Stored items from a collection:
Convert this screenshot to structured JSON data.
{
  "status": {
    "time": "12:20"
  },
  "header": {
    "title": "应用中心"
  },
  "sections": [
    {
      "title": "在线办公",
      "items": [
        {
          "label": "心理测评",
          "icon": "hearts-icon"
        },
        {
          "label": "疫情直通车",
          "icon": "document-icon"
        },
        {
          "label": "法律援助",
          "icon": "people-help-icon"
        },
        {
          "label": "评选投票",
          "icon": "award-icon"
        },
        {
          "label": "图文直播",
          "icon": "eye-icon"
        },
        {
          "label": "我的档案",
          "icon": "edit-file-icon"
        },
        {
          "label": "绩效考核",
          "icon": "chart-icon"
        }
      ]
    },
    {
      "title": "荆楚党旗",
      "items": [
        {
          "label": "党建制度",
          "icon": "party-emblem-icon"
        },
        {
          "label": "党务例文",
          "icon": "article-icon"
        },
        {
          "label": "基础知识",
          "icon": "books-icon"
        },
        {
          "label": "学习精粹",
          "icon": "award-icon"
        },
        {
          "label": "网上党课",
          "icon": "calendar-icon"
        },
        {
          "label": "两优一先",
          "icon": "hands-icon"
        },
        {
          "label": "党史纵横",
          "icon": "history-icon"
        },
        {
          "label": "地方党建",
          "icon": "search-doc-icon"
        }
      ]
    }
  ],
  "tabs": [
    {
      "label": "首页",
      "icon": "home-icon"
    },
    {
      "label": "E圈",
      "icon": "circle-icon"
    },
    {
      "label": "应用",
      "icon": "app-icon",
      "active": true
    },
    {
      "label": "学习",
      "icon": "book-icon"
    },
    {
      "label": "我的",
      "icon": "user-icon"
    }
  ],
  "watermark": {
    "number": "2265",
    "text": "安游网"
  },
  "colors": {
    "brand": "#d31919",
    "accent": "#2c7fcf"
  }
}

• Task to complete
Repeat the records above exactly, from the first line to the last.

• Task result
Convert this screenshot to structured JSON data.
{
  "status": {
    "time": "12:20"
  },
  "header": {
    "title": "应用中心"
  },
  "sections": [
    {
      "title": "在线办公",
      "items": [
        {
          "label": "心理测评",
          "icon": "hearts-icon"
        },
        {
          "label": "疫情直通车",
          "icon": "document-icon"
        },
        {
          "label": "法律援助",
          "icon": "people-help-icon"
        },
        {
          "label": "评选投票",
          "icon": "award-icon"
        },
        {
          "label": "图文直播",
          "icon": "eye-icon"
        },
        {
          "label": "我的档案",
          "icon": "edit-file-icon"
        },
        {
          "label": "绩效考核",
          "icon": "chart-icon"
        }
      ]
    },
    {
      "title": "荆楚党旗",
      "items": [
        {
          "label": "党建制度",
          "icon": "party-emblem-icon"
        },
        {
          "label": "党务例文",
          "icon": "article-icon"
        },
        {
          "label": "基础知识",
          "icon": "books-icon"
        },
        {
          "label": "学习精粹",
          "icon": "award-icon"
        },
        {
          "label": "网上党课",
          "icon": "calendar-icon"
        },
        {
          "label": "两优一先",
          "icon": "hands-icon"
        },
        {
          "label": "党史纵横",
          "icon": "history-icon"
        },
        {
          "label": "地方党建",
          "icon": "search-doc-icon"
        }
      ]
    }
  ],
  "tabs": [
    {
      "label": "首页",
      "icon": "home-icon"
    },
    {
      "label": "E圈",
      "icon": "circle-icon"
    },
    {
      "label": "应用",
      "icon": "app-icon",
      "active": true
    },
    {
      "label": "学习",
      "icon": "book-icon"
    },
    {
      "label": "我的",
      "icon": "user-icon"
    }
  ],
  "watermark": {
    "number": "2265",
    "text": "安游网"
  },
  "colors": {
    "brand": "#d31919",
    "accent": "#2c7fcf"
  }
}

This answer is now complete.